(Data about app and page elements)
• • •

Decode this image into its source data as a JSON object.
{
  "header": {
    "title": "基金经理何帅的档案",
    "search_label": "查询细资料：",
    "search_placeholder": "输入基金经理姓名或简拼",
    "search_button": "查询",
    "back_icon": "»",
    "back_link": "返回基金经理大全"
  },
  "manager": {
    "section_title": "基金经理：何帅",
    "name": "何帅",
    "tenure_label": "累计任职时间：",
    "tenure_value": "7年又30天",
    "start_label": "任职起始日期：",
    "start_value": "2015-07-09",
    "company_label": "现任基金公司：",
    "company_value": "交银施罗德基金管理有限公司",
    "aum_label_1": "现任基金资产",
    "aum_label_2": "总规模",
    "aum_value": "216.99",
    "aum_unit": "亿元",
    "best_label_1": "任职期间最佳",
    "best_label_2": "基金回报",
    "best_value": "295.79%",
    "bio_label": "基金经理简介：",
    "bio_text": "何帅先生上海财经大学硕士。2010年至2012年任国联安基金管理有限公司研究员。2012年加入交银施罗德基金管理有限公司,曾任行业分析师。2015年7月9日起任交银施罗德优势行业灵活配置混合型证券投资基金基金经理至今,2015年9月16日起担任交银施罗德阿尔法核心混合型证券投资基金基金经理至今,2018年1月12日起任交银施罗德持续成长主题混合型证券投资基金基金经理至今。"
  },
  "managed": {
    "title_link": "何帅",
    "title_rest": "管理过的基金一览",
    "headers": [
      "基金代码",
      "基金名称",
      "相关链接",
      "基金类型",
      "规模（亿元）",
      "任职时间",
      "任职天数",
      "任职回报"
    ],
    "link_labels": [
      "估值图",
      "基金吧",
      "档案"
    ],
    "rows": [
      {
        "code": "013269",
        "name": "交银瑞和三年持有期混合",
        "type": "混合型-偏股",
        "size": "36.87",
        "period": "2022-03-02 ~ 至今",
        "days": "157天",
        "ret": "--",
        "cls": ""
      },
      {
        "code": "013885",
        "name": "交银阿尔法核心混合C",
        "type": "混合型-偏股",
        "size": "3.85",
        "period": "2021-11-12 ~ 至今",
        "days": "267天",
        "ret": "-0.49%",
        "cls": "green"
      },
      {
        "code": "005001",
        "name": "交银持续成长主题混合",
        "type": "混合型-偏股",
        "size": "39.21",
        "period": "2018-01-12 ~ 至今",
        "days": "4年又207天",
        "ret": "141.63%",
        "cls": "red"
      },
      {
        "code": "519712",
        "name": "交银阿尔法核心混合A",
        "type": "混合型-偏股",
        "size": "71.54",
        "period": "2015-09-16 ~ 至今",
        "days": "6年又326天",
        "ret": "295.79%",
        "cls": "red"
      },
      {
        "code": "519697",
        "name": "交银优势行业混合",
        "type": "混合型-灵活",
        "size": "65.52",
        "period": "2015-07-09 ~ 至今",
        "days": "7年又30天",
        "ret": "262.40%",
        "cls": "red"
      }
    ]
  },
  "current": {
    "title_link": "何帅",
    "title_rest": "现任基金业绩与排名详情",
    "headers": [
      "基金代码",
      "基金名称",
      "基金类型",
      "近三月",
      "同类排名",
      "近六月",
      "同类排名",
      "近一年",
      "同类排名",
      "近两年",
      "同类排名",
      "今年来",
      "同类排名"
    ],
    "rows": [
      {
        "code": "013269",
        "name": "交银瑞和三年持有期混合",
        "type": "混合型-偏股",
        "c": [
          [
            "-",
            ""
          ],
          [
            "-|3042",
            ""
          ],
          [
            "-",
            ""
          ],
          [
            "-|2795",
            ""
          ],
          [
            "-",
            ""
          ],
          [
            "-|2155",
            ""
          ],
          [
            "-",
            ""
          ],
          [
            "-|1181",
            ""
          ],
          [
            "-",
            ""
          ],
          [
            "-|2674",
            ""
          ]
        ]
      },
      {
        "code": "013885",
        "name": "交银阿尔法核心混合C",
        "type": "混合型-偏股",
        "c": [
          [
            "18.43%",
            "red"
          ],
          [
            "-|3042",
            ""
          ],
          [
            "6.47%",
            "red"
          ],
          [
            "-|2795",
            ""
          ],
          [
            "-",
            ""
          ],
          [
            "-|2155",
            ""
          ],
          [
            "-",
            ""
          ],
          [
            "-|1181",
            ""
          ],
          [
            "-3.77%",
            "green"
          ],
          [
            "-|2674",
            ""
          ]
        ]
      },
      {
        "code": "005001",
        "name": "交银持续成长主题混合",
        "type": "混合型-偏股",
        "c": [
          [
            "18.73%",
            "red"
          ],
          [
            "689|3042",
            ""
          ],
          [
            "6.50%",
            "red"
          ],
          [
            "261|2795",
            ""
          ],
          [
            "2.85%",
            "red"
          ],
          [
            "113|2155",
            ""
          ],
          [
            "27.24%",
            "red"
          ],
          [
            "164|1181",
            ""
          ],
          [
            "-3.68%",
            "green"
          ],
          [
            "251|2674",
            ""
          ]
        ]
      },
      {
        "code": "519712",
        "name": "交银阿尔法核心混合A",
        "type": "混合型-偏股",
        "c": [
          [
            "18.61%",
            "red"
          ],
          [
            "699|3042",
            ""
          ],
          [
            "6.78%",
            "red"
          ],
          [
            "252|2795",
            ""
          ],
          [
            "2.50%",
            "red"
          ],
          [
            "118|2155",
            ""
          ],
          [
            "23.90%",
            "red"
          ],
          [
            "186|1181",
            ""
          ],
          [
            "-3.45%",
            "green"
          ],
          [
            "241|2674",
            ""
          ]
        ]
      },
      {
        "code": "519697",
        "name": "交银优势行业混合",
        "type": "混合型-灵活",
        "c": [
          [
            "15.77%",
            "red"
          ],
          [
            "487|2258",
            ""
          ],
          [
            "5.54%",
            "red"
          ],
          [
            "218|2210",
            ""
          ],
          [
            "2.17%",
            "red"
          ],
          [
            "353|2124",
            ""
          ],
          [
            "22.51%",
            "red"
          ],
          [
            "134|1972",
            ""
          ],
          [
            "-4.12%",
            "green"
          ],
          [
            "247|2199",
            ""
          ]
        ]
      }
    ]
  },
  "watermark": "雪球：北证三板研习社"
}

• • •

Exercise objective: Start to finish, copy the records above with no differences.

Task output:
Decode this image into its source data as a JSON object.
{
  "header": {
    "title": "基金经理何帅的档案",
    "search_label": "查询细资料：",
    "search_placeholder": "输入基金经理姓名或简拼",
    "search_button": "查询",
    "back_icon": "»",
    "back_link": "返回基金经理大全"
  },
  "manager": {
    "section_title": "基金经理：何帅",
    "name": "何帅",
    "tenure_label": "累计任职时间：",
    "tenure_value": "7年又30天",
    "start_label": "任职起始日期：",
    "start_value": "2015-07-09",
    "company_label": "现任基金公司：",
    "company_value": "交银施罗德基金管理有限公司",
    "aum_label_1": "现任基金资产",
    "aum_label_2": "总规模",
    "aum_value": "216.99",
    "aum_unit": "亿元",
    "best_label_1": "任职期间最佳",
    "best_label_2": "基金回报",
    "best_value": "295.79%",
    "bio_label": "基金经理简介：",
    "bio_text": "何帅先生上海财经大学硕士。2010年至2012年任国联安基金管理有限公司研究员。2012年加入交银施罗德基金管理有限公司,曾任行业分析师。2015年7月9日起任交银施罗德优势行业灵活配置混合型证券投资基金基金经理至今,2015年9月16日起担任交银施罗德阿尔法核心混合型证券投资基金基金经理至今,2018年1月12日起任交银施罗德持续成长主题混合型证券投资基金基金经理至今。"
  },
  "managed": {
    "title_link": "何帅",
    "title_rest": "管理过的基金一览",
    "headers": [
      "基金代码",
      "基金名称",
      "相关链接",
      "基金类型",
      "规模（亿元）",
      "任职时间",
      "任职天数",
      "任职回报"
    ],
    "link_labels": [
      "估值图",
      "基金吧",
      "档案"
    ],
    "rows": [
      {
        "code": "013269",
        "name": "交银瑞和三年持有期混合",
        "type": "混合型-偏股",
        "size": "36.87",
        "period": "2022-03-02 ~ 至今",
        "days": "157天",
        "ret": "--",
        "cls": ""
      },
      {
        "code": "013885",
        "name": "交银阿尔法核心混合C",
        "type": "混合型-偏股",
        "size": "3.85",
        "period": "2021-11-12 ~ 至今",
        "days": "267天",
        "ret": "-0.49%",
        "cls": "green"
      },
      {
        "code": "005001",
        "name": "交银持续成长主题混合",
        "type": "混合型-偏股",
        "size": "39.21",
        "period": "2018-01-12 ~ 至今",
        "days": "4年又207天",
        "ret": "141.63%",
        "cls": "red"
      },
      {
        "code": "519712",
        "name": "交银阿尔法核心混合A",
        "type": "混合型-偏股",
        "size": "71.54",
        "period": "2015-09-16 ~ 至今",
        "days": "6年又326天",
        "ret": "295.79%",
        "cls": "red"
      },
      {
        "code": "519697",
        "name": "交银优势行业混合",
        "type": "混合型-灵活",
        "size": "65.52",
        "period": "2015-07-09 ~ 至今",
        "days": "7年又30天",
        "ret": "262.40%",
        "cls": "red"
      }
    ]
  },
  "current": {
    "title_link": "何帅",
    "title_rest": "现任基金业绩与排名详情",
    "headers": [
      "基金代码",
      "基金名称",
      "基金类型",
      "近三月",
      "同类排名",
      "近六月",
      "同类排名",
      "近一年",
      "同类排名",
      "近两年",
      "同类排名",
      "今年来",
      "同类排名"
    ],
    "rows": [
      {
        "code": "013269",
        "name": "交银瑞和三年持有期混合",
        "type": "混合型-偏股",
        "c": [
          [
            "-",
            ""
          ],
          [
            "-|3042",
            ""
          ],
          [
            "-",
            ""
          ],
          [
            "-|2795",
            ""
          ],
          [
            "-",
            ""
          ],
          [
            "-|2155",
            ""
          ],
          [
            "-",
            ""
          ],
          [
            "-|1181",
            ""
          ],
          [
            "-",
            ""
          ],
          [
            "-|2674",
            ""
          ]
        ]
      },
      {
        "code": "013885",
        "name": "交银阿尔法核心混合C",
        "type": "混合型-偏股",
        "c": [
          [
            "18.43%",
            "red"
          ],
          [
            "-|3042",
            ""
          ],
          [
            "6.47%",
            "red"
          ],
          [
            "-|2795",
            ""
          ],
          [
            "-",
            ""
          ],
          [
            "-|2155",
            ""
          ],
          [
            "-",
            ""
          ],
          [
            "-|1181",
            ""
          ],
          [
            "-3.77%",
            "green"
          ],
          [
            "-|2674",
            ""
          ]
        ]
      },
      {
        "code": "005001",
        "name": "交银持续成长主题混合",
        "type": "混合型-偏股",
        "c": [
          [
            "18.73%",
            "red"
          ],
          [
            "689|3042",
            ""
          ],
          [
            "6.50%",
            "red"
          ],
          [
            "261|2795",
            ""
          ],
          [
            "2.85%",
            "red"
          ],
          [
            "113|2155",
            ""
          ],
          [
            "27.24%",
            "red"
          ],
          [
            "164|1181",
            ""
          ],
          [
            "-3.68%",
            "green"
          ],
          [
            "251|2674",
            ""
          ]
        ]
      },
      {
        "code": "519712",
        "name": "交银阿尔法核心混合A",
        "type": "混合型-偏股",
        "c": [
          [
            "18.61%",
            "red"
          ],
          [
            "699|3042",
            ""
          ],
          [
            "6.78%",
            "red"
          ],
          [
            "252|2795",
            ""
          ],
          [
            "2.50%",
            "red"
          ],
          [
            "118|2155",
            ""
          ],
          [
            "23.90%",
            "red"
          ],
          [
            "186|1181",
            ""
          ],
          [
            "-3.45%",
            "green"
          ],
          [
            "241|2674",
            ""
          ]
        ]
      },
      {
        "code": "519697",
        "name": "交银优势行业混合",
        "type": "混合型-灵活",
        "c": [
          [
            "15.77%",
            "red"
          ],
          [
            "487|2258",
            ""
          ],
          [
            "5.54%",
            "red"
          ],
          [
            "218|2210",
            ""
          ],
          [
            "2.17%",
            "red"
          ],
          [
            "353|2124",
            ""
          ],
          [
            "22.51%",
            "red"
          ],
          [
            "134|1972",
            ""
          ],
          [
            "-4.12%",
            "green"
          ],
          [
            "247|2199",
            ""
          ]
        ]
      }
    ]
  },
  "watermark": "雪球：北证三板研习社"
}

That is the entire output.